Dance Data Project® offers these recommendations and calls to action for rebuilding and reinventing the arts industry in the U.S. The requests are nothing new, as advocates have backed similar policy reform in the arts for over 50 years, but here are six ideas to revisit as we move forward:

  1. Advocate for federally mandated paid leave by formally attaching your name and/or organization’s name to the FAMILY Act.
  2. Provide paid leave to both parents, with written policies that encourage men to use all of their leave (72% of men who take leave at all in the U.S. return to work within two weeks or less after the birth or adoption of their children).
  3. Recognize that women are overrepresented demographically in the arts; therefore, employee policies should include acknowledgement of working mothers with provision of comfortable and accessible lactation and nursing facilities, scheduled flexibility where possible, and other motherhood-friendly accommodations.
  4. Acknowledge that many female arts workers are at the bottom, least secure tiers, and advance policies that work to close the gig worker salary gap, encourage pay transparency, and promote gender equity among arts leadership.
  5. Include questions related to the unique barriers facing women on arts recovery surveys.

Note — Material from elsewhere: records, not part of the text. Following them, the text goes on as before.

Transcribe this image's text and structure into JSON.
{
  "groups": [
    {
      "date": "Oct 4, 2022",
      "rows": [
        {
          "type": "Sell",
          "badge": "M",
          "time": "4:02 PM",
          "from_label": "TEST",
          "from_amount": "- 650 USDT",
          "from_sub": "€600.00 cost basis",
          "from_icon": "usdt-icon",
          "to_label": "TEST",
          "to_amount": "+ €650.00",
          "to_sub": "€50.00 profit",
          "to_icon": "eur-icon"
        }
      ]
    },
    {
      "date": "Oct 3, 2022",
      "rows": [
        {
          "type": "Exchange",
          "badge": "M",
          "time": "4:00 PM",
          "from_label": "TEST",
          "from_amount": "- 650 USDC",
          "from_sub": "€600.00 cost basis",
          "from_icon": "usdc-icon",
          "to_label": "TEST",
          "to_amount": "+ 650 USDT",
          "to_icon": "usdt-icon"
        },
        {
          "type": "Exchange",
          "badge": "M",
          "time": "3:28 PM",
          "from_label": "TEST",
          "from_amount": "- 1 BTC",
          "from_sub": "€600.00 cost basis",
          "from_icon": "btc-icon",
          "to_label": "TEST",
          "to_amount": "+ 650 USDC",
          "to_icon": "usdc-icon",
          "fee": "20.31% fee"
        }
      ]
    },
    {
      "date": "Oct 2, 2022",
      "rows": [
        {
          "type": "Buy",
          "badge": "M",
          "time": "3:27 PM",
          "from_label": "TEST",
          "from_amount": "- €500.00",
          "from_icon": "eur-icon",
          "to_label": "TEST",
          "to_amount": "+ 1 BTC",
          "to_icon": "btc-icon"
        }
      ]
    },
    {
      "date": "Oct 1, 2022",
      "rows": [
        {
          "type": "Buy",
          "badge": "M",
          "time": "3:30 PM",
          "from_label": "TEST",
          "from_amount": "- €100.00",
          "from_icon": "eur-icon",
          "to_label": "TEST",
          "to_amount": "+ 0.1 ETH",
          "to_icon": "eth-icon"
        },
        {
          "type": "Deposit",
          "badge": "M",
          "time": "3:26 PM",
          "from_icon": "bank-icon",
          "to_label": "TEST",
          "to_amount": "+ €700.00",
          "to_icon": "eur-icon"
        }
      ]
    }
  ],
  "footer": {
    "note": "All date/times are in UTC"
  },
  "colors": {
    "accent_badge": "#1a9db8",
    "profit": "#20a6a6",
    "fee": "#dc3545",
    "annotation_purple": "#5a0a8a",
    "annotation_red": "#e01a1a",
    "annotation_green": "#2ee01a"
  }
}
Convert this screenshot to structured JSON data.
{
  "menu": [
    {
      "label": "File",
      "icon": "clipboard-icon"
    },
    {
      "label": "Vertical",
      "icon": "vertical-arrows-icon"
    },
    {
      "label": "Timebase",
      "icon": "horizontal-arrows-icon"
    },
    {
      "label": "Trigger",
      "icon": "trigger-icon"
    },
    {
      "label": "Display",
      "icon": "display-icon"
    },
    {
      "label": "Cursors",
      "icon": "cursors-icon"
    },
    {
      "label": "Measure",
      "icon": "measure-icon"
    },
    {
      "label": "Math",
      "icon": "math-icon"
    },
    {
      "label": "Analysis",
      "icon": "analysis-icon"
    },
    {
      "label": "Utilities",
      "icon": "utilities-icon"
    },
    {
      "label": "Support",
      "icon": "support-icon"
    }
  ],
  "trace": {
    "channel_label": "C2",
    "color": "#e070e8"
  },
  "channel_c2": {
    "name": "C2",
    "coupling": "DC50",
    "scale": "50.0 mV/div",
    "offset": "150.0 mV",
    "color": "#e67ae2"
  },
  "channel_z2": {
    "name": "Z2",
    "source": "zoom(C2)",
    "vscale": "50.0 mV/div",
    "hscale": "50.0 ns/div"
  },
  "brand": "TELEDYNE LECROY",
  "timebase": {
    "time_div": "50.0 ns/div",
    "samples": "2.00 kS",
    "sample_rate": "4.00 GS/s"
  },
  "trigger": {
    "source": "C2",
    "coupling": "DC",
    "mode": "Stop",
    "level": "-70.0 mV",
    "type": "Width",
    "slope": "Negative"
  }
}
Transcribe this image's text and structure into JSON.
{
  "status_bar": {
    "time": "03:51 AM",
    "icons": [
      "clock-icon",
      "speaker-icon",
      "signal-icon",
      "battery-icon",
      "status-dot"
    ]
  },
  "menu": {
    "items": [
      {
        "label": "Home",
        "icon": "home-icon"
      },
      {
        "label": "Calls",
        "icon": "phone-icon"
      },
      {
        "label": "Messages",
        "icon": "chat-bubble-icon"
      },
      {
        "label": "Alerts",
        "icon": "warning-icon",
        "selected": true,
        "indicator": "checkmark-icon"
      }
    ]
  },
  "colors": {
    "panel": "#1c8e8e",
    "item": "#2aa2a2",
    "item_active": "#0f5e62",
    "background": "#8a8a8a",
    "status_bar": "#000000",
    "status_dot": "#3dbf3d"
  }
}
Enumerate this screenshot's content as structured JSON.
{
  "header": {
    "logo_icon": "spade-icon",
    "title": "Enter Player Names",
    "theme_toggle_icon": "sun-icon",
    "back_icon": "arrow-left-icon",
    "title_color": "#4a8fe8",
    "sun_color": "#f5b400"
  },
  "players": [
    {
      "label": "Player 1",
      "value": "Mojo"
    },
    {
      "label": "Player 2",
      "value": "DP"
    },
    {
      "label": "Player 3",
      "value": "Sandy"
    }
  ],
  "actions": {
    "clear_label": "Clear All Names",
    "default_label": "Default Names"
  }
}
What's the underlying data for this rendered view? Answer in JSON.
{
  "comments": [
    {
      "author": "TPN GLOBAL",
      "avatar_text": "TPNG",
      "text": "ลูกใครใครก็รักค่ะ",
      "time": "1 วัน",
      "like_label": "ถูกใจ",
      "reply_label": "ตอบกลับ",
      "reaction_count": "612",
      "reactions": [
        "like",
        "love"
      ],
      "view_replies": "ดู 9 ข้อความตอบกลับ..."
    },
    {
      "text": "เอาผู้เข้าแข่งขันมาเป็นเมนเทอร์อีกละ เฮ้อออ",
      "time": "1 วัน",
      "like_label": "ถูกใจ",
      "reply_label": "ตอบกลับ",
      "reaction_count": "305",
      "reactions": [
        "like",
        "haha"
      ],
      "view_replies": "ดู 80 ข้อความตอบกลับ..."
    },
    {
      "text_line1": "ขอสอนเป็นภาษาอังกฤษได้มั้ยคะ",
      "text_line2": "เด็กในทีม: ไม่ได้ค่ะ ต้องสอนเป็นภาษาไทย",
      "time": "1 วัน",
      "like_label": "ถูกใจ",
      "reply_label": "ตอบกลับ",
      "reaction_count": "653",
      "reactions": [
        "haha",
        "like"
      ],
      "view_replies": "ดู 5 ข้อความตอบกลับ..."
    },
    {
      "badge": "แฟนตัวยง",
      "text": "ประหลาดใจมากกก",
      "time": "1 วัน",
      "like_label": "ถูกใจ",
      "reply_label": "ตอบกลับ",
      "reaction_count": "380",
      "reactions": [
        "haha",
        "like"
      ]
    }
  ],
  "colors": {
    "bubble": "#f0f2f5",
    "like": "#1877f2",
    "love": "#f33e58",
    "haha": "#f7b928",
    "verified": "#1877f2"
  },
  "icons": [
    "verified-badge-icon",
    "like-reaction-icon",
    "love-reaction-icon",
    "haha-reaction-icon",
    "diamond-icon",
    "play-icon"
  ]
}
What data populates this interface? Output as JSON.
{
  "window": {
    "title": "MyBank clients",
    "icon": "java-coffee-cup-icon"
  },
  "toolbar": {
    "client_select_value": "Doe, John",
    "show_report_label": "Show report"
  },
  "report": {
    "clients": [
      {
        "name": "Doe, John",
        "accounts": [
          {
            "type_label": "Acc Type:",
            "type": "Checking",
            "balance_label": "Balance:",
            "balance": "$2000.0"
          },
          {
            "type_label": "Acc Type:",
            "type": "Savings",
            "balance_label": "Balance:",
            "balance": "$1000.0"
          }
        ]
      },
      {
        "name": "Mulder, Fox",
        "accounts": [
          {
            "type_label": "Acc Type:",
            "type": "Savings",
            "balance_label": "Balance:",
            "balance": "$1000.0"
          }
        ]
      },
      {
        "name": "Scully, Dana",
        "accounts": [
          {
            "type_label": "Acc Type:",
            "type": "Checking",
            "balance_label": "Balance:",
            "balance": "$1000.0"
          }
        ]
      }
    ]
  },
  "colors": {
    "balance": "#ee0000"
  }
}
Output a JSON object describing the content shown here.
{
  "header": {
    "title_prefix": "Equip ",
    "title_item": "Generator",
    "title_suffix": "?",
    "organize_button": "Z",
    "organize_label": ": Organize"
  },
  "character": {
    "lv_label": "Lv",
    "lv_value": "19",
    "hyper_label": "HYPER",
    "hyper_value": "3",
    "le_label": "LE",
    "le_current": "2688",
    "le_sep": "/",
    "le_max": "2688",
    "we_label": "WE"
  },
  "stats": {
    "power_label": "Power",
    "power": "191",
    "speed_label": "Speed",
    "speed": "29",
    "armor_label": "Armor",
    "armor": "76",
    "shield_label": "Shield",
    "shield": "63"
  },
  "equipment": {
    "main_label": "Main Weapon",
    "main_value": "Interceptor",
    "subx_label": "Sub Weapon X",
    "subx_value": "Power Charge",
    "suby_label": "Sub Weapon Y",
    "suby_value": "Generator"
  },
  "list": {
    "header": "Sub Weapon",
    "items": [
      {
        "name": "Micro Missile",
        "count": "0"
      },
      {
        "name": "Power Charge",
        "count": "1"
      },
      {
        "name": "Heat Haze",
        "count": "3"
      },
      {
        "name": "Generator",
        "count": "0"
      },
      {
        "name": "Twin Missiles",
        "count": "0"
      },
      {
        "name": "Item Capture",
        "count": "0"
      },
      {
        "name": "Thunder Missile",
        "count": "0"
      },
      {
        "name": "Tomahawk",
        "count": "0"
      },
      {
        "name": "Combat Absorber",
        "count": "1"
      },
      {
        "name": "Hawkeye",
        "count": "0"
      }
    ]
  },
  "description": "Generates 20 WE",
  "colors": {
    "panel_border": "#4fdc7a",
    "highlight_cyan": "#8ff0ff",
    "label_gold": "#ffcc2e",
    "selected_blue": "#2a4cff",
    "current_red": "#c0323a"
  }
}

For example:

    • accessibility to childcare and/or impact on day care centers closing
    • homeschooling burdens
    • amount of time spent on housework (vs. spouse)
    • elder care responsibilities including visitation, cooking, driving to appointments, or searching for vaccine appointments
  6. Pledge that fellowships, scholarships, artist-in-residence, and commission awards include coverage of childcare costs and stated policy, especially those that call for “seasoned artists” with longer term careers.